Filter the records, keeping every line that has the string "title".

> **Task inputs**
::::

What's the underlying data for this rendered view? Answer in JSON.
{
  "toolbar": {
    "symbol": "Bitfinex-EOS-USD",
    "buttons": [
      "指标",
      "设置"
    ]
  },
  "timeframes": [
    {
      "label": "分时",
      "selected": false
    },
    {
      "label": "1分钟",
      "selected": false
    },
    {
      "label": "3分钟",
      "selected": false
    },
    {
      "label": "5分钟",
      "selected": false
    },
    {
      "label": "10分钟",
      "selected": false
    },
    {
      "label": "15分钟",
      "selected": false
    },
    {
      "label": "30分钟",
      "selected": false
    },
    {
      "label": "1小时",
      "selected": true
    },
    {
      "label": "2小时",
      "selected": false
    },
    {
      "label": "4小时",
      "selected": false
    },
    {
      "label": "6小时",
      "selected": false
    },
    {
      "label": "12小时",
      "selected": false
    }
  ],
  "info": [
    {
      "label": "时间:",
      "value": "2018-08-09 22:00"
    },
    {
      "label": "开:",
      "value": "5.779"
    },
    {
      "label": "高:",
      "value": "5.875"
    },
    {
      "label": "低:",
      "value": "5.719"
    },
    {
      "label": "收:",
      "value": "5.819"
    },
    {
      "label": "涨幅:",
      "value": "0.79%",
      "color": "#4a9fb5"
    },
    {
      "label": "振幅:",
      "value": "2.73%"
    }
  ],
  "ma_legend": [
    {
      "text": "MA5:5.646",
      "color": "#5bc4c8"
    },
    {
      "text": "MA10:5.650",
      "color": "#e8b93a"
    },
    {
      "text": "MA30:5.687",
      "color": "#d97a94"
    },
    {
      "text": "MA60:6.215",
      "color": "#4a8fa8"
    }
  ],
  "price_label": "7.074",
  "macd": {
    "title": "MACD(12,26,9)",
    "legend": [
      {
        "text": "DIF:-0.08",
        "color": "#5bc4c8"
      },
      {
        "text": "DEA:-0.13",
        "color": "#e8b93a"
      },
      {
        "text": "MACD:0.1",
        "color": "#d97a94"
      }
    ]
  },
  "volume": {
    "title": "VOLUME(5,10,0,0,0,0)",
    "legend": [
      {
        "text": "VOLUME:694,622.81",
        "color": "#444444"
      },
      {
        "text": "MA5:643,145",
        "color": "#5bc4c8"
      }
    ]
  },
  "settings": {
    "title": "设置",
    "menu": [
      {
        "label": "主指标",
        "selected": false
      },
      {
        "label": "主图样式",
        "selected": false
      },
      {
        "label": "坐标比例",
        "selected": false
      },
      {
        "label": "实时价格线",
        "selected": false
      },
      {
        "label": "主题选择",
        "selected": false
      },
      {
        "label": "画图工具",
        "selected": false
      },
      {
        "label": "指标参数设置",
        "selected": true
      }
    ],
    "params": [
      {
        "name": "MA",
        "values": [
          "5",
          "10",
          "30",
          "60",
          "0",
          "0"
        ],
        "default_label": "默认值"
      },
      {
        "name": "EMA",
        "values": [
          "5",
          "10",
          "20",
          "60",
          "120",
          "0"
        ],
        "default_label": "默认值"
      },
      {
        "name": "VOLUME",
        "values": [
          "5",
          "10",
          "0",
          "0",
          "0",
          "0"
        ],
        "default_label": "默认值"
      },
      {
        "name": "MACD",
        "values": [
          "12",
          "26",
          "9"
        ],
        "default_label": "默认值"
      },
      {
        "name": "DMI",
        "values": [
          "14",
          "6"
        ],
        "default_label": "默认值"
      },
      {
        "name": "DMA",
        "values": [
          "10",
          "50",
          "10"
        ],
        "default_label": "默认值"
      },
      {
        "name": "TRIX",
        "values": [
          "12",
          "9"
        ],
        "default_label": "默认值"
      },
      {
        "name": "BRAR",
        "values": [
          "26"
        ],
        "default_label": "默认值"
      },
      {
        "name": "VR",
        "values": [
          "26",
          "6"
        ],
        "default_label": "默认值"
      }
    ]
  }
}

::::

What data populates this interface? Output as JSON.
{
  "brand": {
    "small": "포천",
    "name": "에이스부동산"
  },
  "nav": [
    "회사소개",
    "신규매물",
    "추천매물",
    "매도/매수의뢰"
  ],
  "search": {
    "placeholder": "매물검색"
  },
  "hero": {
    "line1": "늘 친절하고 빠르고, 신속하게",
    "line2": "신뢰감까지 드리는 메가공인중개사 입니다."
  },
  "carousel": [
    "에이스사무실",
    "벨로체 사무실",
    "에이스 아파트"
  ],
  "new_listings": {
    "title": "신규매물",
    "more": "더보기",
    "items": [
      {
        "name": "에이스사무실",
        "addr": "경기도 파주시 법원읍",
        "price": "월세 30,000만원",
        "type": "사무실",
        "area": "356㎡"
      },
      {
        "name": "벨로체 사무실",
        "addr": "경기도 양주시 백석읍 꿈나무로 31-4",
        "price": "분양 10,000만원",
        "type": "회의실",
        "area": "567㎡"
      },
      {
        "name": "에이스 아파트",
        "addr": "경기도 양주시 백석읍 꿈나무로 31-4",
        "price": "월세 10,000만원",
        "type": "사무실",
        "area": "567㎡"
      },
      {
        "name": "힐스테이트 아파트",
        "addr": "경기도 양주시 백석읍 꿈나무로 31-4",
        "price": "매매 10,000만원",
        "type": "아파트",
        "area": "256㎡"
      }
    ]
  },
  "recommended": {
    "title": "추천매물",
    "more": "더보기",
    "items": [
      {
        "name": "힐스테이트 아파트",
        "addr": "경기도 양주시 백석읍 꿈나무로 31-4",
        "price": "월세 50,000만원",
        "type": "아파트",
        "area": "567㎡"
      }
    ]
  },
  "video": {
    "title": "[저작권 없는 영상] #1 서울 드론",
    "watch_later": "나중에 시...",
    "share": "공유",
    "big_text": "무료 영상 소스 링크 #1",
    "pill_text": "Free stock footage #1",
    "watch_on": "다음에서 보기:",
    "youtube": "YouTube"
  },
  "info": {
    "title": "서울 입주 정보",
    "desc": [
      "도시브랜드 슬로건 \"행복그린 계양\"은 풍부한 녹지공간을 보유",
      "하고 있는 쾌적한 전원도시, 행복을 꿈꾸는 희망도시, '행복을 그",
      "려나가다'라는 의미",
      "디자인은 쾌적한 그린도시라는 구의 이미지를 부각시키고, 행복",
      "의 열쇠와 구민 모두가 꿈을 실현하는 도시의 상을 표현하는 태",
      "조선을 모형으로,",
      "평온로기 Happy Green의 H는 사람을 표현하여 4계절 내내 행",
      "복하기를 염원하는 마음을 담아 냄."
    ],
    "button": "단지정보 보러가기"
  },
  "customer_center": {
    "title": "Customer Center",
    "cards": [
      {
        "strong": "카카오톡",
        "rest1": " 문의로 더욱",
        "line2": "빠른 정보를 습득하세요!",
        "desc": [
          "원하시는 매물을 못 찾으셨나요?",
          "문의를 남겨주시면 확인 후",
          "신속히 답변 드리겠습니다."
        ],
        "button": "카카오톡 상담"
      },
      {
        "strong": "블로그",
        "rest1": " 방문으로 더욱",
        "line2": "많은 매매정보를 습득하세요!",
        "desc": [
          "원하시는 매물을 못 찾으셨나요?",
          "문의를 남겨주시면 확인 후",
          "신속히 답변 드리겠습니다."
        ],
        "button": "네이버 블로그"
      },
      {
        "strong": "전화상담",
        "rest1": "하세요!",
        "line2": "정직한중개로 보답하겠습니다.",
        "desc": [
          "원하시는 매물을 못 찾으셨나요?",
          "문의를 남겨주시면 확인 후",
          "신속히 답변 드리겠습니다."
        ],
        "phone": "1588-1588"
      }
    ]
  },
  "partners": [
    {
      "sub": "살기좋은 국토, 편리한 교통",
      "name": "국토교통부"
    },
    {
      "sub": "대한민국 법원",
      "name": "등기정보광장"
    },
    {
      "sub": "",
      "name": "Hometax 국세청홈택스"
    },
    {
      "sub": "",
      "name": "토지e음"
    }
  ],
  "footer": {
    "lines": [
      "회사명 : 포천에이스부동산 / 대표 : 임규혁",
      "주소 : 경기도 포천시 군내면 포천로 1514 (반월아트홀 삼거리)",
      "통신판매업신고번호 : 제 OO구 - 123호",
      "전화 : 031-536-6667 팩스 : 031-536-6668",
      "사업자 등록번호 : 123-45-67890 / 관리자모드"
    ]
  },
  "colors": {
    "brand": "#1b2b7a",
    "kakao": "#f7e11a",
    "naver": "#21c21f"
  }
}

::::

> **Task output**
    "title": "MACD(12,26,9)",
    "title": "VOLUME(5,10,0,0,0,0)",
    "title": "设置",
    "title": "신규매물",
    "title": "추천매물",
    "title": "[저작권 없는 영상] #1 서울 드론",
    "title": "서울 입주 정보",
    "title": "Customer Center",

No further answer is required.